# About this exercise
Return the count of lines in the following records that include "cleaning", and nothing more.

# Entries supplied
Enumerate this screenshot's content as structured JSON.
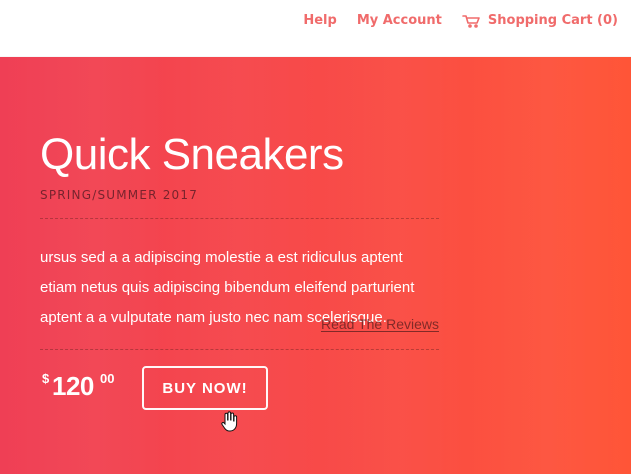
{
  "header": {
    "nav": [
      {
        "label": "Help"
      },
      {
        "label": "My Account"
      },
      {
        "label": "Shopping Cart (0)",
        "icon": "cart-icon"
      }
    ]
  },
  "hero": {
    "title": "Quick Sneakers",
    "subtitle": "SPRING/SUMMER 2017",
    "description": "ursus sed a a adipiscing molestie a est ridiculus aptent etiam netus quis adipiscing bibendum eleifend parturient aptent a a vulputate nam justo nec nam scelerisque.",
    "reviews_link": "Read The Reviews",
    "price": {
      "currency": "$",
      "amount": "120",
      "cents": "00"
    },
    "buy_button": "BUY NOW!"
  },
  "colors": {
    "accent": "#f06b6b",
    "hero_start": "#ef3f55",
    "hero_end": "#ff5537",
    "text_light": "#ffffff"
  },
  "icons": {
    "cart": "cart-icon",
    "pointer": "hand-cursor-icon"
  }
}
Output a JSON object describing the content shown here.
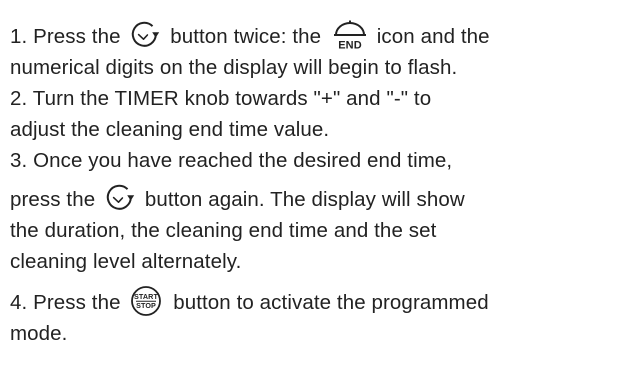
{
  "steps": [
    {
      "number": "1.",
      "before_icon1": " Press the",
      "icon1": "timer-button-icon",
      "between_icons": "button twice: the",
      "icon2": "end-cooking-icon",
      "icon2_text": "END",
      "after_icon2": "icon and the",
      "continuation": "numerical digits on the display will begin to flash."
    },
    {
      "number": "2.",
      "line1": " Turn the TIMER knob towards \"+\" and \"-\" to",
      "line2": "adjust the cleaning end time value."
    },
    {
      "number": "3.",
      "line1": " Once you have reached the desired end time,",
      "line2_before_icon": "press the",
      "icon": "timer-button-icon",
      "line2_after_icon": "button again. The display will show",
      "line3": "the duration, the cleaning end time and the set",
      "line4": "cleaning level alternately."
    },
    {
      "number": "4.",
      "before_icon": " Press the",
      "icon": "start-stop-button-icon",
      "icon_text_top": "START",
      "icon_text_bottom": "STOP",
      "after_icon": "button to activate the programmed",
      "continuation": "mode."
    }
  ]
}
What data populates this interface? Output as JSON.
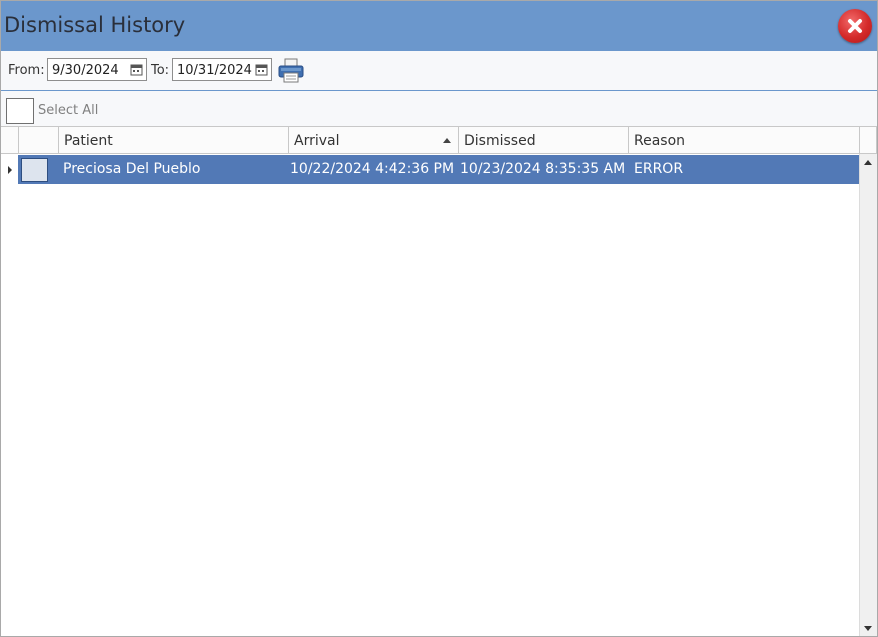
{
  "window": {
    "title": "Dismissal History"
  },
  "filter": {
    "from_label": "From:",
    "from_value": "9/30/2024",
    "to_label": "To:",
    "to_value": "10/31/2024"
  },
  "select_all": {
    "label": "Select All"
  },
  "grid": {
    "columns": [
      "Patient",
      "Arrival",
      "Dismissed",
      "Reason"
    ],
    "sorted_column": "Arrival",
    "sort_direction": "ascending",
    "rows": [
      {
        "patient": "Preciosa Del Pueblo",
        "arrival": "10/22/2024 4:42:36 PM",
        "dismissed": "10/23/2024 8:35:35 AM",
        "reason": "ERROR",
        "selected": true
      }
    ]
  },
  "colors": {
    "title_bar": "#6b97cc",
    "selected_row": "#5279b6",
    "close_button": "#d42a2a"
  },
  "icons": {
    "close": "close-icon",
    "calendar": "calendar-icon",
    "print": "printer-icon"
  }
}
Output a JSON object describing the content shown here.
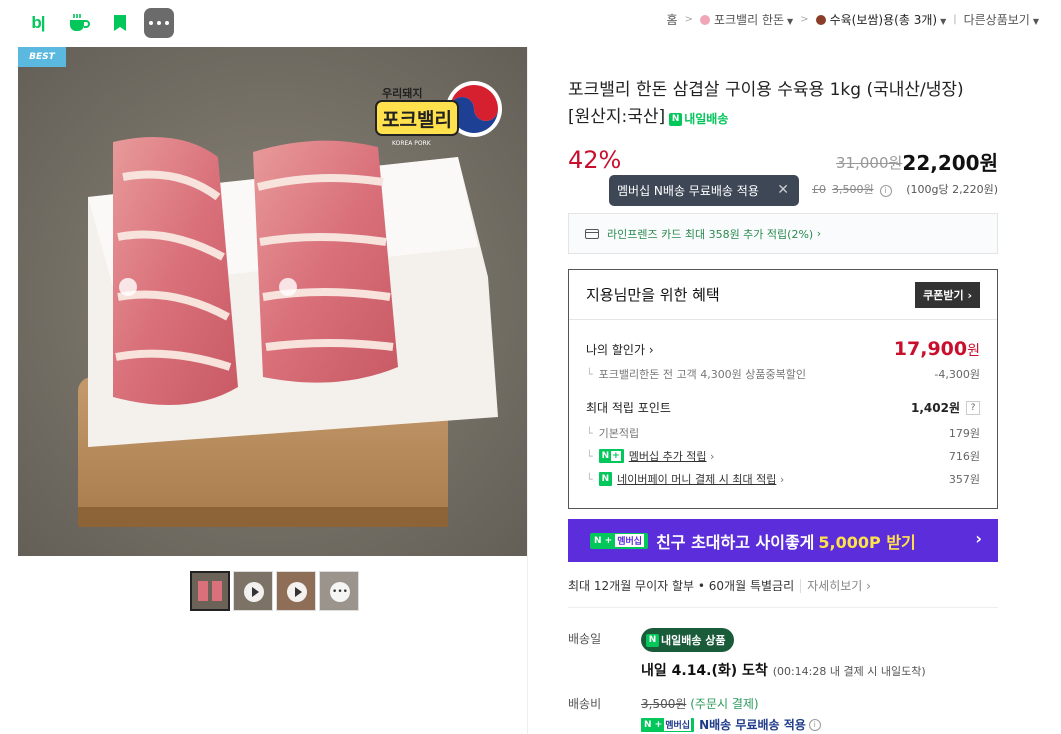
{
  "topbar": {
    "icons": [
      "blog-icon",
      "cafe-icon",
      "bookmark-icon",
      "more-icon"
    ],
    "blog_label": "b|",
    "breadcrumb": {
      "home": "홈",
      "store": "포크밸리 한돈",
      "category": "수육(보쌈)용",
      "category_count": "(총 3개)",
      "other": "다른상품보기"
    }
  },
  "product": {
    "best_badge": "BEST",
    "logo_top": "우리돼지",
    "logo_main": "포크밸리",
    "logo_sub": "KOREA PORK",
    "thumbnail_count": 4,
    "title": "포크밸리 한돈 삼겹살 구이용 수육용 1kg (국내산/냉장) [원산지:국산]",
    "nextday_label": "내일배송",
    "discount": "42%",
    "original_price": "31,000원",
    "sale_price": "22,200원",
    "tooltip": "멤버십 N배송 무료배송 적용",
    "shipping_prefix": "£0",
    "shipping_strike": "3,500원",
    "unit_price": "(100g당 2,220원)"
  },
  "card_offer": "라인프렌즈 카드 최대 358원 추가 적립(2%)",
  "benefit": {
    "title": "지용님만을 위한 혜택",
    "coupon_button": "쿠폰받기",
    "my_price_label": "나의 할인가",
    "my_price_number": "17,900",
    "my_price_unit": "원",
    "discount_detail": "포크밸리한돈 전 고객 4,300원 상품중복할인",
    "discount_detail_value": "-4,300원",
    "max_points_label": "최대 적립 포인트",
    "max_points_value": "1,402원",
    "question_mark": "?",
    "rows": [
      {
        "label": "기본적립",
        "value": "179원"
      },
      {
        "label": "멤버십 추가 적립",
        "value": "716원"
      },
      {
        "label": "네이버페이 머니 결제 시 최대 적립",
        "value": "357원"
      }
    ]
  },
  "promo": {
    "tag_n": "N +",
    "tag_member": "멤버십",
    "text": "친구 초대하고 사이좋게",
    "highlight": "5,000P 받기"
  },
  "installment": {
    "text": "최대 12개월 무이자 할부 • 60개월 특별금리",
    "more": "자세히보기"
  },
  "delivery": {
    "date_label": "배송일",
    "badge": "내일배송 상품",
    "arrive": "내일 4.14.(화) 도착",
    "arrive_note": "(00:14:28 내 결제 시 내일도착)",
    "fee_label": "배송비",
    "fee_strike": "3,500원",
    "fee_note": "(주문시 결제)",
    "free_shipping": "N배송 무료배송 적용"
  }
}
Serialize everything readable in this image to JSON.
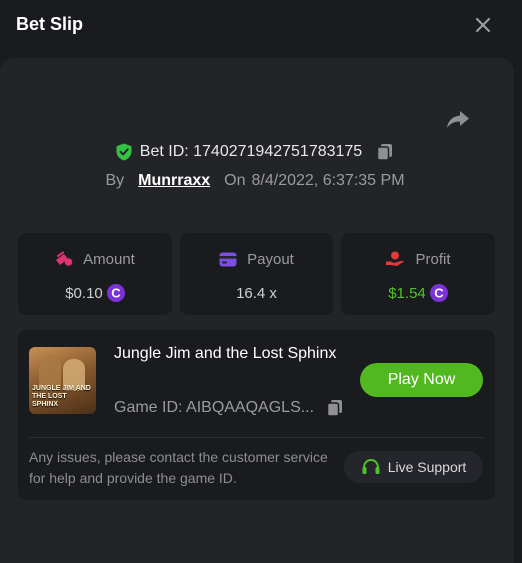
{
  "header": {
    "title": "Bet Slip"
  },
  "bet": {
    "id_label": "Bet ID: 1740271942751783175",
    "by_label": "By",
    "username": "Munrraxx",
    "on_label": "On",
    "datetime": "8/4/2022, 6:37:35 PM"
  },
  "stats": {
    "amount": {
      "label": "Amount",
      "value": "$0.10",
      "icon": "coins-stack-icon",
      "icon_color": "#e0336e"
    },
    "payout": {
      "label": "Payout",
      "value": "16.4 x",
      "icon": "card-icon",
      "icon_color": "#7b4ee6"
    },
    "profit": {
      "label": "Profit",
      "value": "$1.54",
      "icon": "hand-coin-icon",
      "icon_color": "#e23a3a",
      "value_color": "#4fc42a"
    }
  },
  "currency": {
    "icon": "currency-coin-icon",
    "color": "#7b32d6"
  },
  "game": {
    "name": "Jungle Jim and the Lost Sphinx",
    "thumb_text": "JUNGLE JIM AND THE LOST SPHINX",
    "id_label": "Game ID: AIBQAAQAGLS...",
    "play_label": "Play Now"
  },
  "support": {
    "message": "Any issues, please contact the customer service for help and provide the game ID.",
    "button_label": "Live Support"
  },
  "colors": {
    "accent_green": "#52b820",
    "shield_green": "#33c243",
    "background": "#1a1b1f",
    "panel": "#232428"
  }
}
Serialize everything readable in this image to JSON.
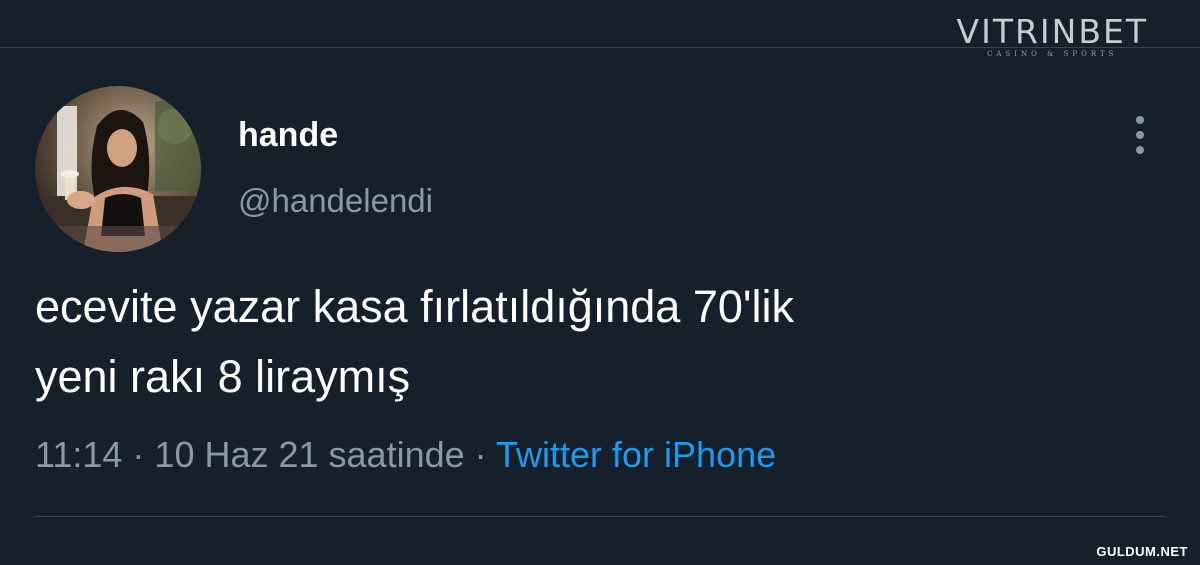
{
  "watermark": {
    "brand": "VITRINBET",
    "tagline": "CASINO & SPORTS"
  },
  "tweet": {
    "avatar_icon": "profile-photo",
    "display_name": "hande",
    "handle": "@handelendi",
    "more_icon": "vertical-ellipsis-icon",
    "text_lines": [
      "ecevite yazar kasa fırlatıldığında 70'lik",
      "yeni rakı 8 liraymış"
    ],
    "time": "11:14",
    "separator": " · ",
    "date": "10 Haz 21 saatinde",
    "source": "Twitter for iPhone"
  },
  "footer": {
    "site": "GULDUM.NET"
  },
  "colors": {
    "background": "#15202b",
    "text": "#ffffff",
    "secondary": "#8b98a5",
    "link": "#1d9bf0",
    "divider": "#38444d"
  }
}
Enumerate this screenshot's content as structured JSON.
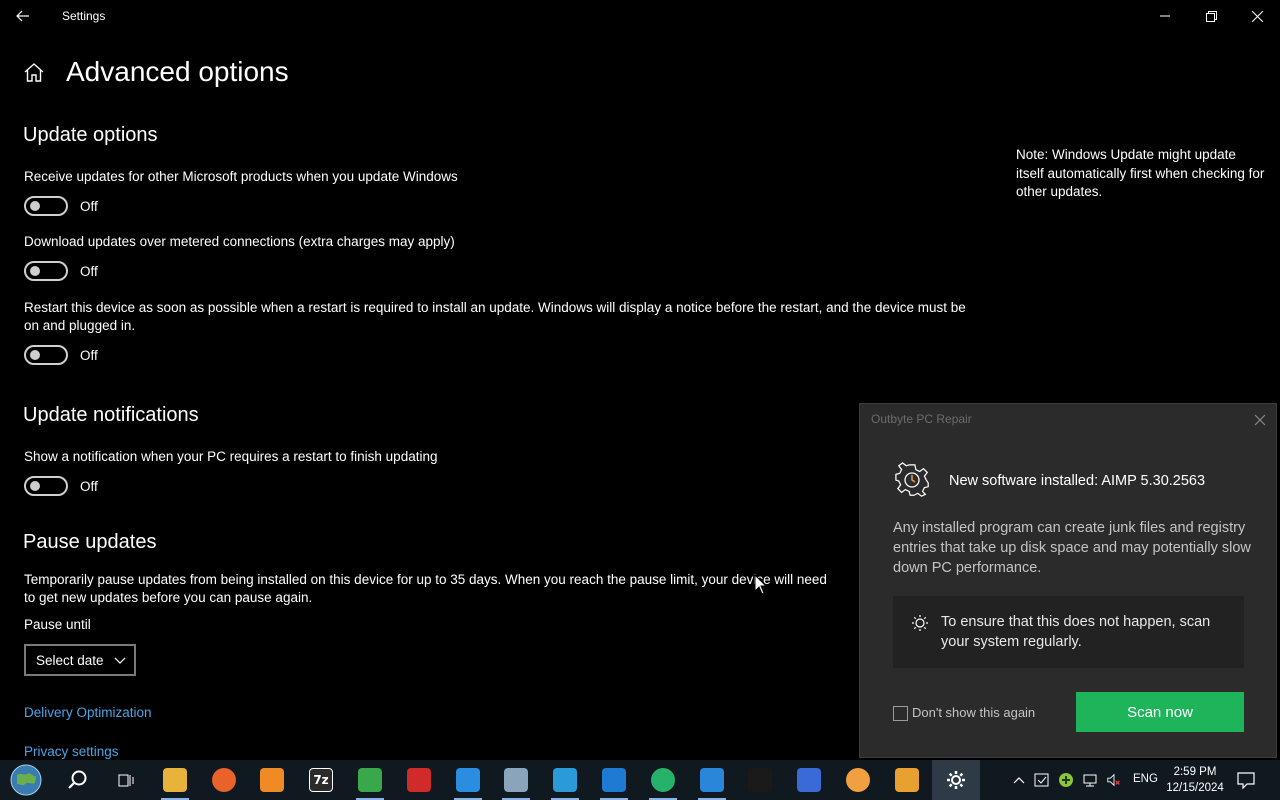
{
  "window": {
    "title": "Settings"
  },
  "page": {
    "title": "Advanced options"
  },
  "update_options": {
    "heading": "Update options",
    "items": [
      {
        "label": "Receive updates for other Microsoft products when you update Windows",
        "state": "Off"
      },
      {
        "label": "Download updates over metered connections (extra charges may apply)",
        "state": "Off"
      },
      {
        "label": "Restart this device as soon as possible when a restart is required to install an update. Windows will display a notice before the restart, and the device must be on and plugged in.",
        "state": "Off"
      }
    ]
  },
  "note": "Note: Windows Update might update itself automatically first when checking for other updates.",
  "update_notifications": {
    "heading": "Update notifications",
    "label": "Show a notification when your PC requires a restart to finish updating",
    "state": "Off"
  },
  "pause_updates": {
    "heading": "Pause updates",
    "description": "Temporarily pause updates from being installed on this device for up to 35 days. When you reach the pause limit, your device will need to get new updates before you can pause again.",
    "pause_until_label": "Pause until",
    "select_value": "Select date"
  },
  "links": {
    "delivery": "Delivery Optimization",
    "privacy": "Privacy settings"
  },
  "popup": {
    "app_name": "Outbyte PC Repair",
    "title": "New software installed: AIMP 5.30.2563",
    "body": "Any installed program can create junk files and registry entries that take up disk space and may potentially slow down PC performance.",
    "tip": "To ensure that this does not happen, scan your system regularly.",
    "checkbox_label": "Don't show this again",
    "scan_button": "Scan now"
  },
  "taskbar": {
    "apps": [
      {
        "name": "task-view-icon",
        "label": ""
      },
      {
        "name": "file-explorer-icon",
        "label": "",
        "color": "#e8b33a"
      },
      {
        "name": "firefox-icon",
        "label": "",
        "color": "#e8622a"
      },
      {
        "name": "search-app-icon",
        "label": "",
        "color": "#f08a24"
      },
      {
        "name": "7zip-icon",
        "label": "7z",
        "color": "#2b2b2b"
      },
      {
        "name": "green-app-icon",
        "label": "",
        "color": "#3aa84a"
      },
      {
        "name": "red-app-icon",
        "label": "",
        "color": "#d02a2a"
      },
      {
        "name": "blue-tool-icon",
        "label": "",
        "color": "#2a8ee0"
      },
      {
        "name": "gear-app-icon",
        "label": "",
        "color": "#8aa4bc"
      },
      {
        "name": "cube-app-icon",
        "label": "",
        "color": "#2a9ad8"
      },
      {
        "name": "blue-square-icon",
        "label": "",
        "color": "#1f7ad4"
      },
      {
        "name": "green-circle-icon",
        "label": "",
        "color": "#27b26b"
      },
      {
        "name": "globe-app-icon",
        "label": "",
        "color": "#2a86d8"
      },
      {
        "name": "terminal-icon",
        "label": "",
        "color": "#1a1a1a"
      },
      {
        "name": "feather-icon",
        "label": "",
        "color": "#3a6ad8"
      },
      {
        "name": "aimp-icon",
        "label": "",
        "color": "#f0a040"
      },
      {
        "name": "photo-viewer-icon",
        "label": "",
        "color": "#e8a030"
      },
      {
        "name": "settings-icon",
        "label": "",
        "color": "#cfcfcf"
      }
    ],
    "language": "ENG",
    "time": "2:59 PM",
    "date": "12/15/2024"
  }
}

# Problem solution
3